In Search of a Sustainable Co-Active Future
- POSTED ON MAY 30, 2019
Our planet (our home) is in trouble, there is little dispute. Freshwater is becoming ever scarcer, wildlife populations have declined exponentially since the 70s and the burning of fossil fuels is having horrific impacts on the environment.
Speaking about climate change recently, the UN secretary general Ban Ki-moon appealed for ‘leaders to act’. When we hear rallying cries like this we tend to think of world leaders. We look to governments to solve problems and make tough decisions that seem abstract to our daily lives.
More and more people however, believe that the corporate sector will bring solutions to aid the creation of a fairer, greener, more equitable world long before governments wake up to the urgency of the problem. And, this must go deeper than business innovation; this is about recasting corporate purpose to accomplish a great change to our economic and social system – so we can live within the carrying capacity of our planet.
In my work at Earthwatch and study with the Institute for Leadership and Sustainability, I come across many people who are quietly working away inside their organisations to shift the needle on sustainability. They would not define themselves as leaders, they may not be at the top of the hierarchy or hold the large pay packets or be particularly ‘charismatic’, but they are definitely leaders in my view.
Conversations with them reveal that in spite of cross sector working groups and online communities, driving change is a lonely business that often feels futile; it is all too easy to lose momentum and fall into old habits.
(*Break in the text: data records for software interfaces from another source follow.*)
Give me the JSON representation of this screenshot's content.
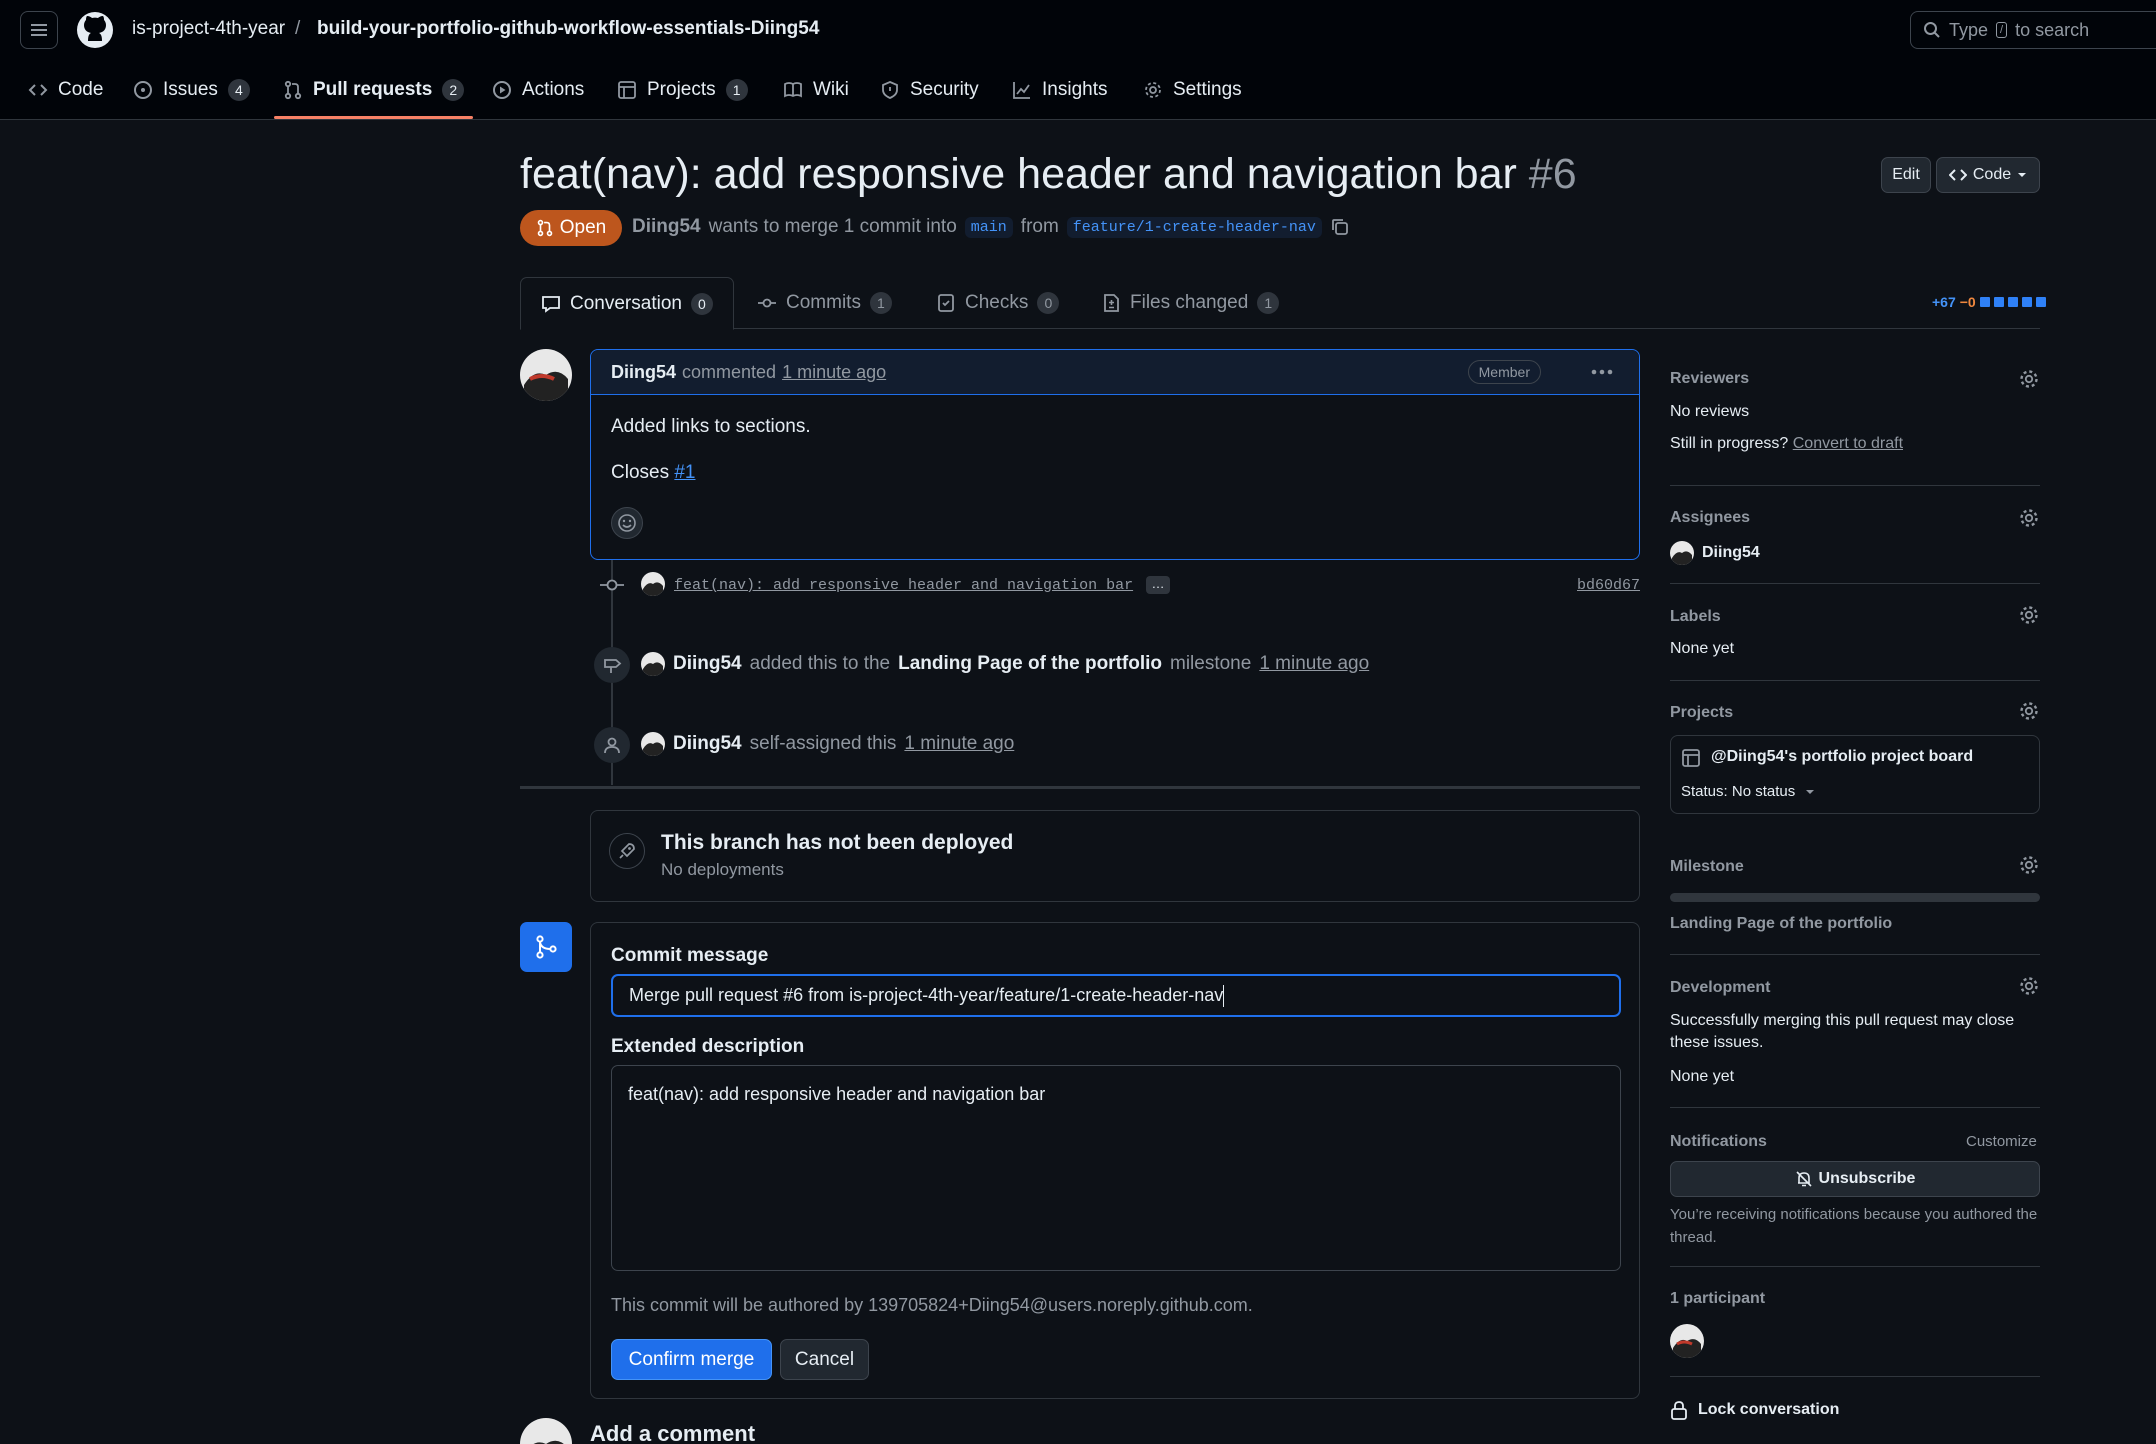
{
  "header": {
    "owner": "is-project-4th-year",
    "separator": "/",
    "repo": "build-your-portfolio-github-workflow-essentials-Diing54",
    "search_placeholder_prefix": "Type",
    "search_key": "/",
    "search_placeholder_suffix": "to search"
  },
  "repo_tabs": [
    {
      "label": "Code",
      "icon": "code-icon"
    },
    {
      "label": "Issues",
      "count": "4",
      "icon": "issue-icon"
    },
    {
      "label": "Pull requests",
      "count": "2",
      "icon": "pull-request-icon",
      "active": true
    },
    {
      "label": "Actions",
      "icon": "play-icon"
    },
    {
      "label": "Projects",
      "count": "1",
      "icon": "table-icon"
    },
    {
      "label": "Wiki",
      "icon": "book-icon"
    },
    {
      "label": "Security",
      "icon": "shield-icon"
    },
    {
      "label": "Insights",
      "icon": "graph-icon"
    },
    {
      "label": "Settings",
      "icon": "gear-icon"
    }
  ],
  "pr": {
    "title": "feat(nav): add responsive header and navigation bar",
    "number": "#6",
    "state": "Open",
    "author": "Diing54",
    "merge_text": "wants to merge 1 commit into",
    "base": "main",
    "from_text": "from",
    "head": "feature/1-create-header-nav",
    "edit_label": "Edit",
    "code_label": "Code"
  },
  "pr_tabs": [
    {
      "label": "Conversation",
      "count": "0",
      "icon": "comment-icon"
    },
    {
      "label": "Commits",
      "count": "1",
      "icon": "commit-icon"
    },
    {
      "label": "Checks",
      "count": "0",
      "icon": "checklist-icon"
    },
    {
      "label": "Files changed",
      "count": "1",
      "icon": "file-diff-icon"
    }
  ],
  "diffstat": {
    "added": "+67",
    "removed": "−0",
    "accent": "#2f81f7"
  },
  "comment": {
    "author": "Diing54",
    "action": "commented",
    "time": "1 minute ago",
    "role": "Member",
    "body_line1": "Added links to sections.",
    "closes_label": "Closes",
    "closes_ref": "#1"
  },
  "timeline": {
    "commit_message": "feat(nav): add responsive header and navigation bar",
    "commit_ellipsis": "…",
    "commit_sha": "bd60d67",
    "milestone_event": {
      "author": "Diing54",
      "text": "added this to the",
      "milestone": "Landing Page of the portfolio",
      "suffix": "milestone",
      "time": "1 minute ago"
    },
    "assign_event": {
      "author": "Diing54",
      "text": "self-assigned this",
      "time": "1 minute ago"
    }
  },
  "deploy": {
    "title": "This branch has not been deployed",
    "subtitle": "No deployments"
  },
  "merge_form": {
    "commit_label": "Commit message",
    "commit_value": "Merge pull request #6 from is-project-4th-year/feature/1-create-header-nav",
    "desc_label": "Extended description",
    "desc_value": "feat(nav): add responsive header and navigation bar",
    "authored_note": "This commit will be authored by 139705824+Diing54@users.noreply.github.com.",
    "confirm_label": "Confirm merge",
    "cancel_label": "Cancel"
  },
  "add_comment_label": "Add a comment",
  "sidebar": {
    "reviewers_title": "Reviewers",
    "reviewers_value": "No reviews",
    "in_progress": "Still in progress?",
    "convert_draft": "Convert to draft",
    "assignees_title": "Assignees",
    "assignee": "Diing54",
    "labels_title": "Labels",
    "labels_value": "None yet",
    "projects_title": "Projects",
    "project_name": "@Diing54's portfolio project board",
    "project_status": "Status: No status",
    "milestone_title": "Milestone",
    "milestone_name": "Landing Page of the portfolio",
    "development_title": "Development",
    "development_text": "Successfully merging this pull request may close these issues.",
    "development_value": "None yet",
    "notifications_title": "Notifications",
    "customize": "Customize",
    "unsubscribe": "Unsubscribe",
    "notif_reason": "You’re receiving notifications because you authored the thread.",
    "participants_title": "1 participant",
    "lock": "Lock conversation"
  }
}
A recent report from the Guardian identified that even CEOs feel powerless to drive sustainability in their companies given the pressure to achieve short-term success.
In ecology there is a concept called resilience, defined as the capacity of species or ecosystems to deal with change and continue to develop. To my mind, our sustainability leaders need more support to become resilient and hold on to the sense of purpose that drives them.
The Co-Active coaching model has a lot to offer here: a fulfilling life is not about owning more things and achieving more goals, it is about a life of meaning and the ability to imagine a future where this meaning can be lived and honoured.
Fulfillment can exist when daily life feels uncomfortable and exhausting. As Whitworth, et al. remind us “the paradox of fulfillment is that it is possible both to have a sense of inner peace and to experience an outer struggle at the same time.” Co-Active coaches hold this as a guiding principle and as such can be (and already are), powerful enablers for sustainability leaders, offering recognition and acknowledgement for what can be a thankless quest.
Co-Active coaches seek to connect with their client’s hearts, minds, bodies and spirits, rather than simply focusing on individual problems and working with ‘the head’ as some coaching disciplines tend to do. I have seen for myself the re-connection that takes place in clients through this approach – often preceded by a sense of discomfort at the idea of listening to the body, perhaps for the first time since childhood.
This way of working is immensely powerful for sustainability and many would argue that rational Western thought has separated us from the natural world and led to the crisis we now find ourselves in. According to the philosophy of deep ecology, bodily experience and emotional arousal can lead to a heightened sense of empathy for non-human life and an appreciation of how dependent we are on the well-being of nature for our own well-being.
This is the kind of transformation we need to induce if we are to visualise and create a sustainable future; we cannot do this with our intellect alone – as great as that may be. Love, care and empathy are not words that feature widely in management vocabulary but they deserve to be given a voice in organisations.
We need more powerful alliances between Co-Active coaches and sustainability leaders in order to nurture and sustain the courage to challenge organisational status quo so profit becomes just one driving force amongst many others, and to do so without feeling the pressure to replicate traditional models of leadership. There is no template for success. Everyone is creative, resourceful and whole.